06/20/2013 10:32 am ET Updated Aug 20, 2013

Changing What It Means to Serve

When we think back to the beginning of corporate philanthropy, we think of Carnegie, Vanderbilt, Rockefeller, Ford, Hershey and the iconic tycoons who committed their personal wealth to establish some of the greatest social-good foundations of our time. Today, we might just as easily think of IBM or HP, Capital One or Deloitte, or the thousands of businesses that are the social investors of a new age, increasingly leading not just with their money, but with their time and talent.

Corporate philanthropy barely existed a hundred years ago and corporate service was nearly nonexistent. Sharing of talent and contributions was for the Rotary Club not for the board room. But over the last century or so, the notion of giving back has evolved from donations of cash by wealthy individuals to strategic giving by corporations to leveraging that giving to its highest impact through volunteer service.
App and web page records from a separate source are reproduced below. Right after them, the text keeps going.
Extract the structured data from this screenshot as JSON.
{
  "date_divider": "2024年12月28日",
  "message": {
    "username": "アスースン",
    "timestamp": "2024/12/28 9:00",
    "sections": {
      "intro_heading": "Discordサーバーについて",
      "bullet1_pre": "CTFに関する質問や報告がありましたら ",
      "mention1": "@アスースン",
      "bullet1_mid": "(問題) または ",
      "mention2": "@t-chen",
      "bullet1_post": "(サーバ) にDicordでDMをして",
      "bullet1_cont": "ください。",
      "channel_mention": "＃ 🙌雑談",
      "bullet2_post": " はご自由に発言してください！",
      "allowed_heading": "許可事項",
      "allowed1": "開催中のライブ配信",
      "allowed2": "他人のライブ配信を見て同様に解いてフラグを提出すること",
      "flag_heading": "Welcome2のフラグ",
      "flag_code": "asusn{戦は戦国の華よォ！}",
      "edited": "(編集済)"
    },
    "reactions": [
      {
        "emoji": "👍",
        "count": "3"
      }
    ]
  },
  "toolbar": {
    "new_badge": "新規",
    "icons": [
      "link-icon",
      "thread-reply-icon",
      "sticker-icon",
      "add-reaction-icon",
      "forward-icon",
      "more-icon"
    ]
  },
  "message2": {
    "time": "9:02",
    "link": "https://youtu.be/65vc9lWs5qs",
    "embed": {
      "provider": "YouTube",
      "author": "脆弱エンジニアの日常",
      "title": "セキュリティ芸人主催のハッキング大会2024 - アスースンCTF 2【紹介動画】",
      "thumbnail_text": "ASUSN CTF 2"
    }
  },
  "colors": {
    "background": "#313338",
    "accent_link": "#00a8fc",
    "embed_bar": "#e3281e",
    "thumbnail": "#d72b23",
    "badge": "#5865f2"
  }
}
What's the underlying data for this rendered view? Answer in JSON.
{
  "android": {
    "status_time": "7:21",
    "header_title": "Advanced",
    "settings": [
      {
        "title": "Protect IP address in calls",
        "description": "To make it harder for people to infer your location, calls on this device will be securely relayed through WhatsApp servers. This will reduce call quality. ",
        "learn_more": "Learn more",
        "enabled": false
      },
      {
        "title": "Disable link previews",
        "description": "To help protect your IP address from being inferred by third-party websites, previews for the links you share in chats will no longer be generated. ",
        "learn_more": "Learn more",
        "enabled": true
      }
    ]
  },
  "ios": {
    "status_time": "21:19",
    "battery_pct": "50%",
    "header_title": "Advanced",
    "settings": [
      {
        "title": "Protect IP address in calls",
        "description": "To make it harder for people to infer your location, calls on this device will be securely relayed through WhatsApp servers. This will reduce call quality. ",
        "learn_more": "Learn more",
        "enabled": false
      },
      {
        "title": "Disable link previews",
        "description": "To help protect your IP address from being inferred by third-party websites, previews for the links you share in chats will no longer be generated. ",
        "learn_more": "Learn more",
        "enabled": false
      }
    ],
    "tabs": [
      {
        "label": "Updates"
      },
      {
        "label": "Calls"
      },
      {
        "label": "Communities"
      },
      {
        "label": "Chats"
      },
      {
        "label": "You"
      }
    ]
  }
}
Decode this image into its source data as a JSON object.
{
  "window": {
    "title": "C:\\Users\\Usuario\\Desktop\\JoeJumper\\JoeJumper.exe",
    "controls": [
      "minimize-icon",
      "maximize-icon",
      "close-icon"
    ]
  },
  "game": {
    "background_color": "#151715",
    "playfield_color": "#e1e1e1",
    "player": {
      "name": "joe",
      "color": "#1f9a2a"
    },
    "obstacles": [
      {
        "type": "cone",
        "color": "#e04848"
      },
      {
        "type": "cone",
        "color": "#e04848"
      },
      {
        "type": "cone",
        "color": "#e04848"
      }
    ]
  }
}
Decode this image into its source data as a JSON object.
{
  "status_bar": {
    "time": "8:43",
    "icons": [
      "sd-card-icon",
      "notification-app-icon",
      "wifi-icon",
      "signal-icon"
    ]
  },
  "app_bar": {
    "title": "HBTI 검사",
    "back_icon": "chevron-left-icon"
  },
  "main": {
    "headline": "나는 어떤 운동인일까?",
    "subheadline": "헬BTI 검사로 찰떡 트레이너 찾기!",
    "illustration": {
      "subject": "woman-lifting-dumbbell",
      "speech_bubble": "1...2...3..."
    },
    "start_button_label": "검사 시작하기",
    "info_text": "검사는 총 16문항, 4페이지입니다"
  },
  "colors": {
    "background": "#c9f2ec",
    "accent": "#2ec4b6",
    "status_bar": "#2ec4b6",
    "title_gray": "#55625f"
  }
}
And we're not just talking about traditional volunteering.

The new generation of corporate service leaders focuses on contributing high-impact value through skills-based action. Visionary companies are giving their time and expertise to help governments and nonprofits more effectively and efficiently manage community needs. They are unleashing accountants, healthcare experts, communications teams, IT staff and architects to work hand in hand with nonprofits. Some researchers say the monetary value of their support can be as much as five hundred times greater than traditional volunteering. Today's companies are providing scientists, chemists and engineers the chance to serve as skilled math and science mentors to students or subject matter experts to schools systems seeking to align STEM education to job-market needs. And they are training their emerging managers to be high-value board members to build stronger, more efficient nonprofits for years to come.

Technology is opening doors for companies of any size, located anywhere in the world to serve organizations that inspire them. Experts in Mumbai can work on social analytics projects for a nonprofit in Atlanta -- in fact, IBM employees around the globe just completed such a project for for Points of Light. Crowdsourcing technologies give colleagues in different cities the chance to work together in virtual teams to help nonprofits solve problems like developing a new website, measuring their impact or improving delivery logistics. Technologies to engage millions, raise millions and serve millions are helping business do more, do it better and do it faster - and that means more help to struggling communities is on its way.

These companies are redefining service and changing the very definition of corporate philanthropy and engagement.

For a new breed of companies, service is now an integral part of business strategy. It benefits nonprofit clients, enhances the attraction and retention of top talent, offers brand and relationship-building opportunities and provides critical entrees into new markets, especially in developing economies.

A lot has happened over the past 100 years in philanthropy. The pooling of global expertise through skills-based service is one of our greatest opportunities to produce real value in the next 100 years of philanthropic change.

This post is part of a series produced by The Huffington Post and A Billion + Change, a national campaign that has inspired the largest commitment of pro bono service in history. The series is part of A Billion + Change's celebration of mobilizing more than $2 billion worth of corporate pro bono services for nonprofits, which it will announce at "Service Unites," Points of Light's Conference on Volunteering and Service taking place this week in Washington, DC. For more information about the campaign, click here, and for more information about the conference, click here.